Items from a dataset:
Start of Block

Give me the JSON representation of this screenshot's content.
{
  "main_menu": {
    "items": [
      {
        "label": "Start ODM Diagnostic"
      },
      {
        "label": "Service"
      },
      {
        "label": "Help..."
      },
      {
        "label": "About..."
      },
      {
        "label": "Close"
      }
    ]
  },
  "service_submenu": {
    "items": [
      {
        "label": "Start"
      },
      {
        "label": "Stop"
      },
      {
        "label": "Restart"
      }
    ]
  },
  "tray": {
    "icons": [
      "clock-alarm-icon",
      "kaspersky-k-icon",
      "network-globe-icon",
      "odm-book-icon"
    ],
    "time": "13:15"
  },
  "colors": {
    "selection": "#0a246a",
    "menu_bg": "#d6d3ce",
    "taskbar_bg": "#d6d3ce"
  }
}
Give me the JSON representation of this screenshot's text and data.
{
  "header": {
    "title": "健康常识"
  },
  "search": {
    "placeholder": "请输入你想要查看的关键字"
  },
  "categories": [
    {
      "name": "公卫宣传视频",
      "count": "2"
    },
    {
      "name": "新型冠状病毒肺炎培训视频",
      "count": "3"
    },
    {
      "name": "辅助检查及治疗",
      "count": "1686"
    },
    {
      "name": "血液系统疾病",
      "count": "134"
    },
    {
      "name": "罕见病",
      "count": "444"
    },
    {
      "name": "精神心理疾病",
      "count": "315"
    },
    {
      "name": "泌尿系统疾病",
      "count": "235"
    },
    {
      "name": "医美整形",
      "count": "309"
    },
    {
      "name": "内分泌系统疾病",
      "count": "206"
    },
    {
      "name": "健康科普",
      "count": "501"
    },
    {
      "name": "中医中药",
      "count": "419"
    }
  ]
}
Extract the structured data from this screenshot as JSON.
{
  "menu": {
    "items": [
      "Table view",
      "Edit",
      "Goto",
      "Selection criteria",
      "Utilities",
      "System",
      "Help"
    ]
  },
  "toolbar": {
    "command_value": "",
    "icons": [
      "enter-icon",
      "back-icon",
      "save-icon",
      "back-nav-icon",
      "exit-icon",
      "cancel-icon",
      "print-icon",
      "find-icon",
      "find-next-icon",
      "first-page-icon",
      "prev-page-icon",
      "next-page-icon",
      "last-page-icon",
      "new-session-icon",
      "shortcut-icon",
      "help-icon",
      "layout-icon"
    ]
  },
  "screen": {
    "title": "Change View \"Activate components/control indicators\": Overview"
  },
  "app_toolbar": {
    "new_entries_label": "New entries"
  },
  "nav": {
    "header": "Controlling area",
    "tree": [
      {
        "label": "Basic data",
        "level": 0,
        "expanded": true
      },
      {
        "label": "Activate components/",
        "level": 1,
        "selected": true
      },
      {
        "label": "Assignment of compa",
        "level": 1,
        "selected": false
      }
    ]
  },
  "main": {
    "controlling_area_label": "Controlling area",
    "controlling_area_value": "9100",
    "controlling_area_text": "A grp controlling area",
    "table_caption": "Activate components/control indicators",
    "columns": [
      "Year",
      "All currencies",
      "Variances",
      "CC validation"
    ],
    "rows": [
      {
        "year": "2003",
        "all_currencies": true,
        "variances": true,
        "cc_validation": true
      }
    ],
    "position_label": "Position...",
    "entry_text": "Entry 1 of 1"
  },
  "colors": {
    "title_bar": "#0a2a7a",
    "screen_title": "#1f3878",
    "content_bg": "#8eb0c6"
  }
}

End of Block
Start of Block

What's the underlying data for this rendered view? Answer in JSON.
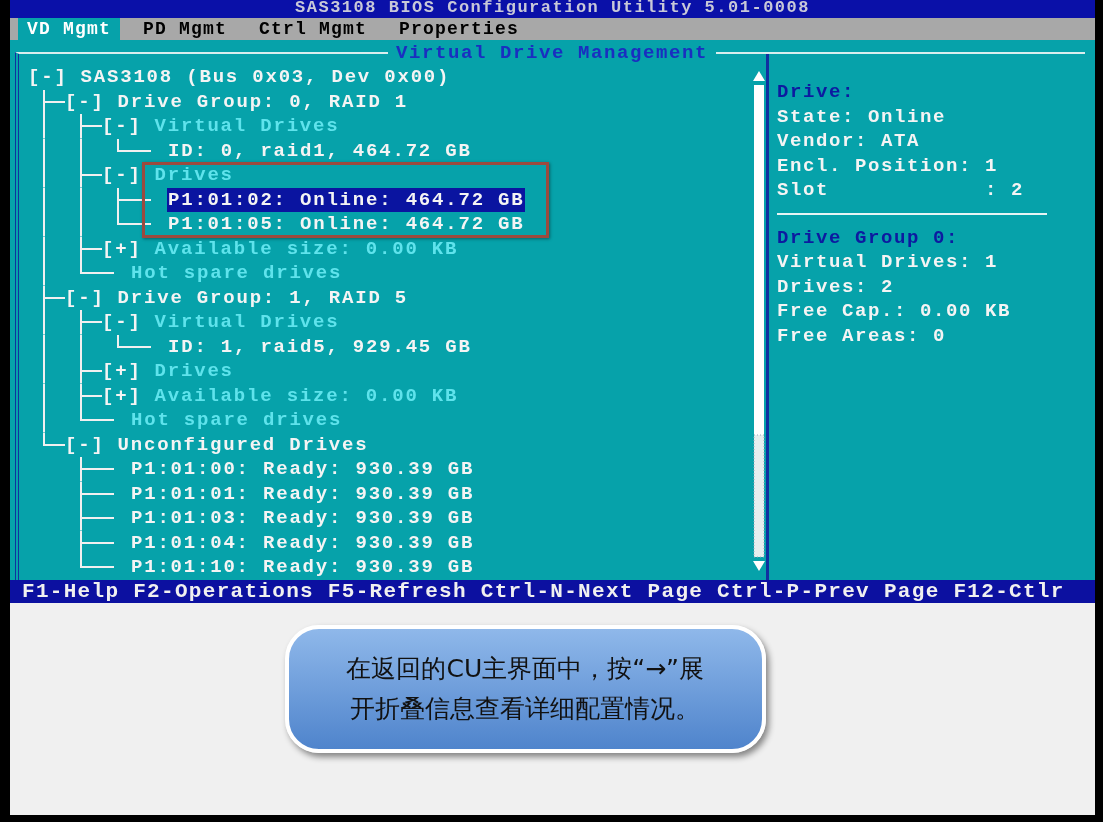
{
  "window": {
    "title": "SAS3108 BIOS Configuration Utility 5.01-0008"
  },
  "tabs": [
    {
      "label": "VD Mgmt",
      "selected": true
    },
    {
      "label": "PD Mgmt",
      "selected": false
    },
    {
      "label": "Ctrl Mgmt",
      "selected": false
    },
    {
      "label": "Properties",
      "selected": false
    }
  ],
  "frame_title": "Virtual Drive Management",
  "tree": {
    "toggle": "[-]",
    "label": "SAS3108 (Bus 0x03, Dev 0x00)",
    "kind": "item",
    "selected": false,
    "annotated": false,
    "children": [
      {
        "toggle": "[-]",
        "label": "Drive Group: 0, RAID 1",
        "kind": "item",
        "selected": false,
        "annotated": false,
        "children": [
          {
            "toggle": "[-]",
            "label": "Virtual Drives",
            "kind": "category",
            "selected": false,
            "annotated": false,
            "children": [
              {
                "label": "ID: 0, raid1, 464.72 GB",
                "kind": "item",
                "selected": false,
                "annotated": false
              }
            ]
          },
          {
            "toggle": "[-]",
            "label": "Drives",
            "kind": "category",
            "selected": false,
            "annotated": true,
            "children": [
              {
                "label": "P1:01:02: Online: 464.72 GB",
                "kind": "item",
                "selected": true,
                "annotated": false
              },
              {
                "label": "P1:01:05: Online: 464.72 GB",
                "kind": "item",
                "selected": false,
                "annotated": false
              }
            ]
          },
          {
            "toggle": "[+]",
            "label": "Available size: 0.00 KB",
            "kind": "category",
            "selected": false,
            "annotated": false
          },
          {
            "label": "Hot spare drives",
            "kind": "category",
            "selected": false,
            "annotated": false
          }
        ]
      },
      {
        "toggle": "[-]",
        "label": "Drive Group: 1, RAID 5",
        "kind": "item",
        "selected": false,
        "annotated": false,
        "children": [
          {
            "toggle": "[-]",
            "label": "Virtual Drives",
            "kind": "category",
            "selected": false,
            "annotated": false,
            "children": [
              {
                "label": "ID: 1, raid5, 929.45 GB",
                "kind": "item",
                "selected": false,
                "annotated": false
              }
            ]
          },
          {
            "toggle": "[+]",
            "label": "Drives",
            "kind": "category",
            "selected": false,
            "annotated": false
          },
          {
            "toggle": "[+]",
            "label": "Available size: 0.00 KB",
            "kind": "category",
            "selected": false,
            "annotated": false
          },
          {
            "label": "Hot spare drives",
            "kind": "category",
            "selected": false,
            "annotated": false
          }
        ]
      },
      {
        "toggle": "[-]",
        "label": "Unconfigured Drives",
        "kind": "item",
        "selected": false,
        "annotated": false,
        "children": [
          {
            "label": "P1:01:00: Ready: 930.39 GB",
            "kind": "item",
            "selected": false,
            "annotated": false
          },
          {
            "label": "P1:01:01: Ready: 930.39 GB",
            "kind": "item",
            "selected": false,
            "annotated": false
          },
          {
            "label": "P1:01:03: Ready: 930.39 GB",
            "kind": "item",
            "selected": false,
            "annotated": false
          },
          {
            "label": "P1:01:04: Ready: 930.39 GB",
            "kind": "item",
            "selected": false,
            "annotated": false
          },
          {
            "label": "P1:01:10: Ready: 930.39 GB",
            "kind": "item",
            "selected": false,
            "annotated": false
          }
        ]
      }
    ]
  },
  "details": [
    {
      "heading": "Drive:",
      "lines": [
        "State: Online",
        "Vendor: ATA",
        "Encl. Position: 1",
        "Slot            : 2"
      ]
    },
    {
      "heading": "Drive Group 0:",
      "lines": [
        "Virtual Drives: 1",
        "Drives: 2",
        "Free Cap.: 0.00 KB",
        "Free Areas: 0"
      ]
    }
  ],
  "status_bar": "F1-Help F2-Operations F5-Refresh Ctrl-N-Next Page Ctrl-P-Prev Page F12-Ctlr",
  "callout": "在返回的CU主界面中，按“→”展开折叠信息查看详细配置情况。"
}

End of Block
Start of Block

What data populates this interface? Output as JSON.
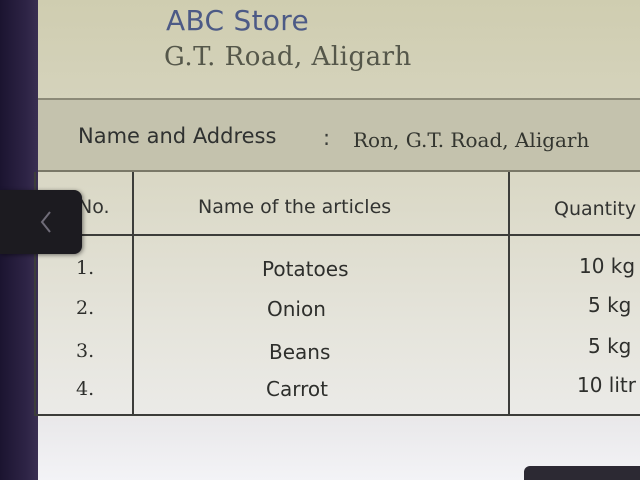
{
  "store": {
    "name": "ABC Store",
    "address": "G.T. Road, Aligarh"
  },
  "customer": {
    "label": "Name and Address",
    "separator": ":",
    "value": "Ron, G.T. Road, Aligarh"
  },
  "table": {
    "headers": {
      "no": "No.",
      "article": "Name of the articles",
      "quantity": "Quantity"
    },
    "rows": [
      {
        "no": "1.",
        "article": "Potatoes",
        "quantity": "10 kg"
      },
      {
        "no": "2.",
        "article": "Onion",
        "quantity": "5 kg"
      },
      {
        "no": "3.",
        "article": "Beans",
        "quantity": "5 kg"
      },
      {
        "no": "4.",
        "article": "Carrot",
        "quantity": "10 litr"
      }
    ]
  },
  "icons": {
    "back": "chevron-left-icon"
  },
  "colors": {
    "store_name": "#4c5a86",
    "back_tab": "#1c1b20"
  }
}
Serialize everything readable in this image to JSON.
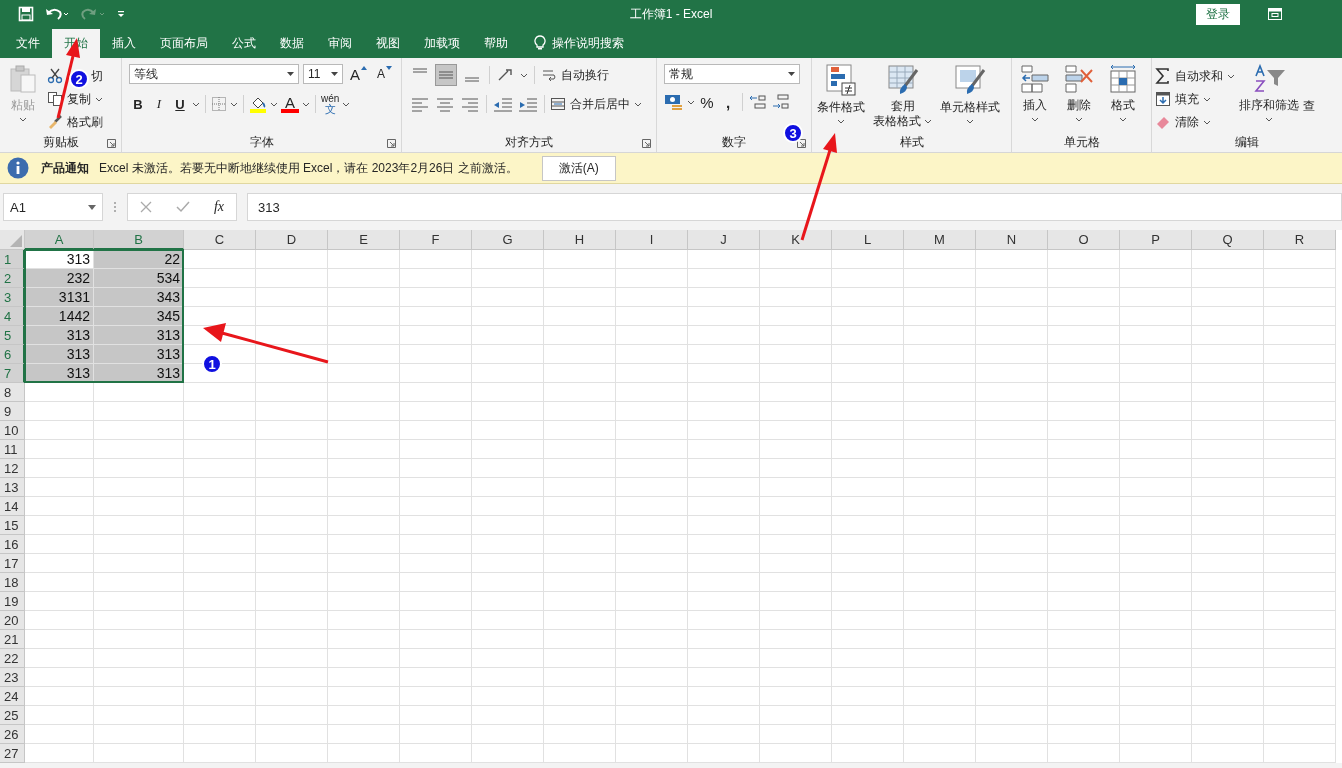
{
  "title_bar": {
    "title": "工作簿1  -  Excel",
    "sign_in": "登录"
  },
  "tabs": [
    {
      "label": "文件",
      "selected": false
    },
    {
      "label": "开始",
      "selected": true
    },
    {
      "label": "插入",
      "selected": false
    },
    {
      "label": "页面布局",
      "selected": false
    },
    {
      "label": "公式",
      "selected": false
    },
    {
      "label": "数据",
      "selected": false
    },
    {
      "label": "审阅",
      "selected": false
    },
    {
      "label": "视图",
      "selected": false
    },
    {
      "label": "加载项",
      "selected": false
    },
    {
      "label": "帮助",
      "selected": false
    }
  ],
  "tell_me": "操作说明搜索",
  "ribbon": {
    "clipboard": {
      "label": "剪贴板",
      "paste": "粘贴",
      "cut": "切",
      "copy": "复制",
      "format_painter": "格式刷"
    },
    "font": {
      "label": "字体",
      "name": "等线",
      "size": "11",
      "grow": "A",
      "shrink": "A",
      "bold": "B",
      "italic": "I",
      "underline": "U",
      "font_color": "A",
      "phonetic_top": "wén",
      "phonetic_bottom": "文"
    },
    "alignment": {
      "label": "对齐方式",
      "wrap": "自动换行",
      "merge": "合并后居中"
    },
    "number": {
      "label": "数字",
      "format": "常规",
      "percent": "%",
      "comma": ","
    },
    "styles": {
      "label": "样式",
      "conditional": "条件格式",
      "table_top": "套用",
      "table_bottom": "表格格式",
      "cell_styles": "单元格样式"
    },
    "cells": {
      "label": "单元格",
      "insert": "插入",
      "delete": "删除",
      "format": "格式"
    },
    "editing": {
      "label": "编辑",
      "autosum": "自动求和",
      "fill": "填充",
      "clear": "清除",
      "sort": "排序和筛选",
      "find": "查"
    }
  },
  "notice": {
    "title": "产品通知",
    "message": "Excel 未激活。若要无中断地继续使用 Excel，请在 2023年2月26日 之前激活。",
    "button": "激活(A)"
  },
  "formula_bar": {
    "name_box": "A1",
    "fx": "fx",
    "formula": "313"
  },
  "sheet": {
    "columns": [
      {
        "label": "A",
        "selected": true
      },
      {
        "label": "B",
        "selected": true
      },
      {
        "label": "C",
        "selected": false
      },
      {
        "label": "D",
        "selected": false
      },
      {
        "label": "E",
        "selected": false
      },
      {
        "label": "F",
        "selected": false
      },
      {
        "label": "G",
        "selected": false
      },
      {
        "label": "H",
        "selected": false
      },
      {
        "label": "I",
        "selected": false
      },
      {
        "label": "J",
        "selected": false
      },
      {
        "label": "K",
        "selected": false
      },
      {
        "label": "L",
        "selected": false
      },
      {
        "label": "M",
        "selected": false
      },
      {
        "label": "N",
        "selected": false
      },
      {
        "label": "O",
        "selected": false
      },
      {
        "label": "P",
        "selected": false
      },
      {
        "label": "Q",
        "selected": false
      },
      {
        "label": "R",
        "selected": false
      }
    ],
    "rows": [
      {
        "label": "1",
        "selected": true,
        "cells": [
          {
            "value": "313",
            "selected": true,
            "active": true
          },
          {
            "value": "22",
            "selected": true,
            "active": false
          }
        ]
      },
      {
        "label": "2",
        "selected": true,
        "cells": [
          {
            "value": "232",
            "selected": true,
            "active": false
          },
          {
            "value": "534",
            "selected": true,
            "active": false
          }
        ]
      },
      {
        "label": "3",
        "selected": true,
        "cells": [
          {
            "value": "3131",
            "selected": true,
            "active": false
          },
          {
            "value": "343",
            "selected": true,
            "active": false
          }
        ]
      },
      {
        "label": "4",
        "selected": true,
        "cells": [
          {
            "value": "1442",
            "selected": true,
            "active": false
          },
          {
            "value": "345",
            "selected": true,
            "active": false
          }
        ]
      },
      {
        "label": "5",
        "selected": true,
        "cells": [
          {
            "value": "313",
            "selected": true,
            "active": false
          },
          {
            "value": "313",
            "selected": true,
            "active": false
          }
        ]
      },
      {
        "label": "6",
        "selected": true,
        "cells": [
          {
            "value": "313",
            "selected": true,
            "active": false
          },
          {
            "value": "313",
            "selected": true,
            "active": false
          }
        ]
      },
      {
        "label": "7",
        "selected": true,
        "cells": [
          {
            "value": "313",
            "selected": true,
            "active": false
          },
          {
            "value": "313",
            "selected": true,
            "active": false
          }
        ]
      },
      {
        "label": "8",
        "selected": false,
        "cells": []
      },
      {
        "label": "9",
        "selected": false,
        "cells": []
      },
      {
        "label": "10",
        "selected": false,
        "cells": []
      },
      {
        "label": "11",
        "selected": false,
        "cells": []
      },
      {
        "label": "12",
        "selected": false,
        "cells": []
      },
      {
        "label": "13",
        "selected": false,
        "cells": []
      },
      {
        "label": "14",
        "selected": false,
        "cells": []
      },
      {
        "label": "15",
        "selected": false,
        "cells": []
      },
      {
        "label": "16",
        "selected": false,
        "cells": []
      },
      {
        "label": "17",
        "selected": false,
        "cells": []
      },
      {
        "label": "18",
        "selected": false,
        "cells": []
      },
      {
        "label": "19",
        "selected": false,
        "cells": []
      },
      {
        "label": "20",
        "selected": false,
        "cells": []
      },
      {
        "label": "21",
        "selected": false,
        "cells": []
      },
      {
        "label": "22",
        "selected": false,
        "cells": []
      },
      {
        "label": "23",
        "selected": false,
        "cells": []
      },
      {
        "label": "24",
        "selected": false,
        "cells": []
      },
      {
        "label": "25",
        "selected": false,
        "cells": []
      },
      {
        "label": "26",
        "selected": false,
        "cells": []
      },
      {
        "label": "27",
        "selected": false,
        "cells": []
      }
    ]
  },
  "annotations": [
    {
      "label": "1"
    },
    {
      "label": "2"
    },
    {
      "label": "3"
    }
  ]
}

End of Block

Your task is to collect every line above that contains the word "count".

WORKED SOLUTION:
      "count": "2"
      "count": "3"
      "count": "1686"
      "count": "134"
      "count": "444"
      "count": "315"
      "count": "235"
      "count": "309"
      "count": "206"
      "count": "501"
      "count": "419"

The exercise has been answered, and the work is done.